Tadvimuktastu kevalī तद्विमुक्तस्तु केवली॥ (sūtra III.34)

tad – the pleasure and pain, discussed in the previous sūtra; vimuktaḥ - devoid of; tu – then; kevalī – exclusively on his own.

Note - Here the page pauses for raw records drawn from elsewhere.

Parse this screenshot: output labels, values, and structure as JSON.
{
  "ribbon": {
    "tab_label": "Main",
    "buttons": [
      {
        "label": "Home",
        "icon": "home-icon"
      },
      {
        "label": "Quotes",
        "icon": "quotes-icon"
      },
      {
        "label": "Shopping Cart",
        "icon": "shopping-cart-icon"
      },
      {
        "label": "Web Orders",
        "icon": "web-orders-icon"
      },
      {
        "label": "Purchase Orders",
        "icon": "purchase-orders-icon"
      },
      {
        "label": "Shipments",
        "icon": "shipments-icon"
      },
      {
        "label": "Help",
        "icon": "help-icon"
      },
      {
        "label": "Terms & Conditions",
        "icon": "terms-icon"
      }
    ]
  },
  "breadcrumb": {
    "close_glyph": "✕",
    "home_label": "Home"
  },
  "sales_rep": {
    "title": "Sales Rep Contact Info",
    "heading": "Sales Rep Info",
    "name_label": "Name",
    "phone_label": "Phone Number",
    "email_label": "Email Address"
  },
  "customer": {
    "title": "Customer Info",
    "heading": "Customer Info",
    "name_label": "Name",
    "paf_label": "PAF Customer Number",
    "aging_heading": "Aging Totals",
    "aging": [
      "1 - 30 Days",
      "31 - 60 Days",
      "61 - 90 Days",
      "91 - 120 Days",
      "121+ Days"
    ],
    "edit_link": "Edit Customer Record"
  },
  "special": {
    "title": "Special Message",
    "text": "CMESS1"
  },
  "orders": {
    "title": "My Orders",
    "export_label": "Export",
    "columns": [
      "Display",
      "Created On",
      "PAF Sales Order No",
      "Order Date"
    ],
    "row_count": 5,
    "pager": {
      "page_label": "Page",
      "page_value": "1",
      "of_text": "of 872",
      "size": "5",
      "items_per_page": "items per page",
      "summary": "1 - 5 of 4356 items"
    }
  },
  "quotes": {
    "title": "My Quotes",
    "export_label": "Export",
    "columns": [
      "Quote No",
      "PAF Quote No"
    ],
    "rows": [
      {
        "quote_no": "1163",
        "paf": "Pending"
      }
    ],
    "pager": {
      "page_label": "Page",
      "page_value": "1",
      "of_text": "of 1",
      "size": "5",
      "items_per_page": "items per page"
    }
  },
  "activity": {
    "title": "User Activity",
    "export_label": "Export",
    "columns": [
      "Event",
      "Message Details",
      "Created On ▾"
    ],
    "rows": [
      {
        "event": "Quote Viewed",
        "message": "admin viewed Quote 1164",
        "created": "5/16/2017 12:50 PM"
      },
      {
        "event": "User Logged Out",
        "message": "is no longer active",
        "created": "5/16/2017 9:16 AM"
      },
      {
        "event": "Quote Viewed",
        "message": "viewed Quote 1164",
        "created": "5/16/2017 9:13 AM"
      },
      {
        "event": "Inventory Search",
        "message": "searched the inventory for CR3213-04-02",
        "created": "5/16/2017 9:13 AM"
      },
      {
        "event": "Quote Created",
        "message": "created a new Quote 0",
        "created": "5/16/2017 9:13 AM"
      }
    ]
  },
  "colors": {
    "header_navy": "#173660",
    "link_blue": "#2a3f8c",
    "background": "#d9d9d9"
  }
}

The yogi, who has transformed his mind beyond sensory perceptions, always remains in the highest state of consciousness. Mind gets affected only by opposites. In spiritual pursuits, the most important of opposites is “I” and “This”. This refers to objects and I refer to God consciousness or Self-consciousness. When “This” consciousness is dissolved into “I” consciousness, he steps into the pedestal of a yogi and his self transformation begins to unfold at a better pace. He is then able to affirm “I am That”. When a yogi is totally engulfed by the flowing effulgence of the Lord, he remains isolated (kevalī) from the materialistic world and eternally feels His grace. Such a yogi merely coexists in this world till his body is shed to reach the final stage of videhamukti (bodiless).